There is about a 0.4% risk of developing testicular cancer over one’s lifetime. 

Although the rate of testicular cancer has nearly doubled since the 1970s, the death rate has been reduced by more than half due to better treatment. It typically carries an excellent prognosis with cure rates exceeding 95% in the majority of cases.

How Testicular Cancer Begins

Normal cells adhere to certain rules. They divide and grow within certain perimeters, die off when they are supposed to and do not invade surrounding structures or other organs. Cancer cells have lost this regulation and grow out of control forming tumors. These cells can invade surrounding tissues and spread to other parts of the body through blood and lymphatic vessels.

Testicular cancer originates in the testicles, also referred to as testes. The testicles have both reproductive and endocrine functions. They produce testosterone, the hormone responsible for the secondary sex characteristics of men, as well as sperm, which plays an essential role in reproduction.


Testicular cancer is a varied cancer with many subtypes. The vast majority, around 95%, of testicular cancers can be divided into two main groups: seminoma and nonseminoma. Both types are known as germ cell tumors. Germ cells give rise to the reproductive cells in humans, which include egg cells in females and sperm in males.

Signs and Symptoms

Testicular cancer typically presents as a painless lump on one of the testicles oftentimes accompanied by scrotal swelling. Other signs and symptoms may be present if the cancer has spread (metastasized) to other locations. When testicular cancer spreads, it typically involves the lymph nodes in a space behind the bowel known as the retroperitoneum. Other sites, which can be involved, include the lungs, liver, brain, and bones. Testicular cancer is unique from most other cancers in that if it has spread it still carries the potential of cure with the right treatment.


Treatment depends largely on tumor type and stage. The first step in a vast majority of cases is surgery to remove the cancerous testicle in a procedure known as a radical orchiectomy. This may be followed by chemotherapy, radiation or surgery to remove the retroperitoneal lymph nodes.

Prior to any treatment, sperm banking should be considered due to a risk for infertility.

Following treatment, CT scans are typically done at defined intervals looking for any recurrent cancer in other locations including the retroperitoneal lymph nodes and the lungs. There are also several blood tests consisting of certain enzymes, proteins, and hormones known as tumor markers, which can be increased if cancer has returned.

If recurrence does happen, it usually does so within the first year or two.
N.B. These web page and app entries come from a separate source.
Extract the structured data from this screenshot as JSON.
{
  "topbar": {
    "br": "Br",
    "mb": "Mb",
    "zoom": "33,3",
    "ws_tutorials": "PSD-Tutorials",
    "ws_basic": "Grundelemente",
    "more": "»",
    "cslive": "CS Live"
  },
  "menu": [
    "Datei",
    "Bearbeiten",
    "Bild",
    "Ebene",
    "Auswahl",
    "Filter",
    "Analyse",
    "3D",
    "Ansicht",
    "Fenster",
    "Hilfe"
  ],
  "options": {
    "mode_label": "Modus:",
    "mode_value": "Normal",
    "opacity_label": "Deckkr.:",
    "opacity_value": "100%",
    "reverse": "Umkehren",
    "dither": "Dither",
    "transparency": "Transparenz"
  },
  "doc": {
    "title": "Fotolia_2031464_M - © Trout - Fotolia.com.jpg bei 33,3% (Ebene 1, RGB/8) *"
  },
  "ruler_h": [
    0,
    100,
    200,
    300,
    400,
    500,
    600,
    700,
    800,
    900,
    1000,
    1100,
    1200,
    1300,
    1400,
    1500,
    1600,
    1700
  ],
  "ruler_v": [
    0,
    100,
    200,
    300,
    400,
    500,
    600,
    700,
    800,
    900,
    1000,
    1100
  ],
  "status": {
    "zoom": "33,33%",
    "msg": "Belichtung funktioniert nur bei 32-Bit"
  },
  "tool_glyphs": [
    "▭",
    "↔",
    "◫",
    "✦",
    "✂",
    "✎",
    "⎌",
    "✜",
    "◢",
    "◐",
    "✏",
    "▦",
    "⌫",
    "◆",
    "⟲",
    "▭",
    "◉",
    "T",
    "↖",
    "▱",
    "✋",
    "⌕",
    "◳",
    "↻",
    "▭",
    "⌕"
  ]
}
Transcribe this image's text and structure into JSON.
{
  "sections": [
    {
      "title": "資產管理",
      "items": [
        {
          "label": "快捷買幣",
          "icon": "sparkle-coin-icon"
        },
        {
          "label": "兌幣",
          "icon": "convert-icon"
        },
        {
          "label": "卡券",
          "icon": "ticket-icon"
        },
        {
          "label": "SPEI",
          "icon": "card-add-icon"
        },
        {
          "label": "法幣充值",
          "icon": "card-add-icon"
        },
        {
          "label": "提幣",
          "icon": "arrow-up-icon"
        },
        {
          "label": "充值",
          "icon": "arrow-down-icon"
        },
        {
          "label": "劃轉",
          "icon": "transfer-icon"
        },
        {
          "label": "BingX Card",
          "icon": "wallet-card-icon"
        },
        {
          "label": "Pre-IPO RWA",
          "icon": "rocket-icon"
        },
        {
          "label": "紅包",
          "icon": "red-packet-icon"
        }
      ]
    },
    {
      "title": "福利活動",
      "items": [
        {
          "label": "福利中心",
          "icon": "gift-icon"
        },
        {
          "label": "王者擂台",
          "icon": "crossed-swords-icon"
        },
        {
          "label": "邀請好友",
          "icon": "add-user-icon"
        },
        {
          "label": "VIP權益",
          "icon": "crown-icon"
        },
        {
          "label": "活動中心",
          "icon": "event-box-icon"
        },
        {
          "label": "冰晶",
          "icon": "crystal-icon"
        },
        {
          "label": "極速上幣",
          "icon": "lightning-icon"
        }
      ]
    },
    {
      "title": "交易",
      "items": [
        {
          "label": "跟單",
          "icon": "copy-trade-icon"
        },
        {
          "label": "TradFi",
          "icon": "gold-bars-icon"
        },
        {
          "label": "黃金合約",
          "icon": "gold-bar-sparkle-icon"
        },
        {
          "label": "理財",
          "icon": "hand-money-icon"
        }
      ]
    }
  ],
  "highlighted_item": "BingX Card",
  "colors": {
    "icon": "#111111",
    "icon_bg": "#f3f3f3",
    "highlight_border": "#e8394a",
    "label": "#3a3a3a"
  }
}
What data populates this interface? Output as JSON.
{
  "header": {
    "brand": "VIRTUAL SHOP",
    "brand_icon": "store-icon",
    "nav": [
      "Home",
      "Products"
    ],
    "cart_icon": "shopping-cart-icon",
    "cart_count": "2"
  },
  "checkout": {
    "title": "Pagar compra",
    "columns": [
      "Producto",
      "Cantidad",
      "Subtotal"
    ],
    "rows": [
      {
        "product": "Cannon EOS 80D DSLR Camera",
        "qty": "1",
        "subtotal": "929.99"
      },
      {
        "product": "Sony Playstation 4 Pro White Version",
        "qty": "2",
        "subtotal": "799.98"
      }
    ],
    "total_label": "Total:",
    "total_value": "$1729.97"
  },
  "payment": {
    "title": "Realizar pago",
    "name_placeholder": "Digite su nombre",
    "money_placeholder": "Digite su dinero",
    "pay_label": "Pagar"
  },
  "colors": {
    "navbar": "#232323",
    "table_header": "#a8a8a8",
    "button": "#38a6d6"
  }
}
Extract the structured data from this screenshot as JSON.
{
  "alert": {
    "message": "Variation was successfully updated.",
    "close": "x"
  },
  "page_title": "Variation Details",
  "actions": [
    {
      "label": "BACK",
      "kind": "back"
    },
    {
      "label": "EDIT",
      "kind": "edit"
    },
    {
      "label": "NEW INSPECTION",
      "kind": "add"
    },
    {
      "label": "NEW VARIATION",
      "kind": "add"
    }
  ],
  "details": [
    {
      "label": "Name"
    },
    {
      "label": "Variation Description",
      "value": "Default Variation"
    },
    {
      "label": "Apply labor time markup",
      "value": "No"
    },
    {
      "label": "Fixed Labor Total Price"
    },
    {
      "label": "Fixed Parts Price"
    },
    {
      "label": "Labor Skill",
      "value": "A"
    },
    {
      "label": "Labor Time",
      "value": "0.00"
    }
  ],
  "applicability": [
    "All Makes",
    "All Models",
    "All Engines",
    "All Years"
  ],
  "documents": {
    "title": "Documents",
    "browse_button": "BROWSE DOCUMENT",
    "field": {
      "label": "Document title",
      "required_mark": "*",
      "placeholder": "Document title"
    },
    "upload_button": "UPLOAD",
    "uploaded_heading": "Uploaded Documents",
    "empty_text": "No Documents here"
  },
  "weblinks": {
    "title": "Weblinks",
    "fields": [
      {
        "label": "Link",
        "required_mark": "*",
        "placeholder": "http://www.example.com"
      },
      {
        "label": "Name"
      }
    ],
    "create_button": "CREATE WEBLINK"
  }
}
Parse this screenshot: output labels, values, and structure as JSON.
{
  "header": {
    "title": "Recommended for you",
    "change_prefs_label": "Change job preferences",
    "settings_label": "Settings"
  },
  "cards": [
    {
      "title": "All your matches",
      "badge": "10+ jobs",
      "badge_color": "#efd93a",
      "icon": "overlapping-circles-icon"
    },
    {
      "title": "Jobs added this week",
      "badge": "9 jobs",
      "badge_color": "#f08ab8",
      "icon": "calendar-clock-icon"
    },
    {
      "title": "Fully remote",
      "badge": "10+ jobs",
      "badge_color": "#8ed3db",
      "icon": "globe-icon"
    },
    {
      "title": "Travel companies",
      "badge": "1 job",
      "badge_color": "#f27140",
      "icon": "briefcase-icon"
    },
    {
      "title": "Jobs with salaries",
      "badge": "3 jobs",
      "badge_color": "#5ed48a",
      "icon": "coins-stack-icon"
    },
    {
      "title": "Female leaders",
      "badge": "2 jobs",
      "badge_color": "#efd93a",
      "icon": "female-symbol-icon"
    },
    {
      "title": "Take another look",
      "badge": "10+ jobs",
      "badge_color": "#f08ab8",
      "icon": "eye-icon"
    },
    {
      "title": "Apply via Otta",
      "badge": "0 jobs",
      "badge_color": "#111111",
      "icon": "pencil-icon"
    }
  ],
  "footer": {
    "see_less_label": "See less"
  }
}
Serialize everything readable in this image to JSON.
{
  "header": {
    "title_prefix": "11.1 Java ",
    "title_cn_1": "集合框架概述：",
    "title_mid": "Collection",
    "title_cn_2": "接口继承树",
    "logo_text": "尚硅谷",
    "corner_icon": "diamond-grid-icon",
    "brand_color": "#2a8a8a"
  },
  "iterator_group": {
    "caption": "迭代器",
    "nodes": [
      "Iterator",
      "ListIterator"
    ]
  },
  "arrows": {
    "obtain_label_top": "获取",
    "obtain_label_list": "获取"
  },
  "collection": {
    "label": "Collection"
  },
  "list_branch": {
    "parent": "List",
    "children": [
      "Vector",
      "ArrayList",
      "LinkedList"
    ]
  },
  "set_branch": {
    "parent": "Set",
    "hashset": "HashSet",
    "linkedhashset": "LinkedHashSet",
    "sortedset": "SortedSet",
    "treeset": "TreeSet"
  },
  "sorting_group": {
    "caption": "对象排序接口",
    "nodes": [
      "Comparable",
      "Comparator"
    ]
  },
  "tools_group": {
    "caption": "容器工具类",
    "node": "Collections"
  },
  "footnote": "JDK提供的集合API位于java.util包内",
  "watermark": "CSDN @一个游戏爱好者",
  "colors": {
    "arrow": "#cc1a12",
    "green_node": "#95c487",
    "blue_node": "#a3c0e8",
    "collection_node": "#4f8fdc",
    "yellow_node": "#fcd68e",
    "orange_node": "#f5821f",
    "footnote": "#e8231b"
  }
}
Recurrences beyond 5 years are rare and most people are considered cured after this point.

If the cancer recurs, the primary treatment is typically chemotherapy. Sometimes surgery is done if it has only spread to a single site. Novel approaches and new treatments can be used under what are known as clinical trials, which oftentimes are based in academic centers and other large institutions.

This is a very brief guide and is intended to provide a basic understanding over just a few paragraphs. Every cancer is unique and needs to be managed by specialists with expertise in diagnosing and treating testicular cancer.

The most common specialties include urology, medical oncology, and radiation oncology.


National Cancer Institute. "Cancer Stat Facts: Testiscular Cancer."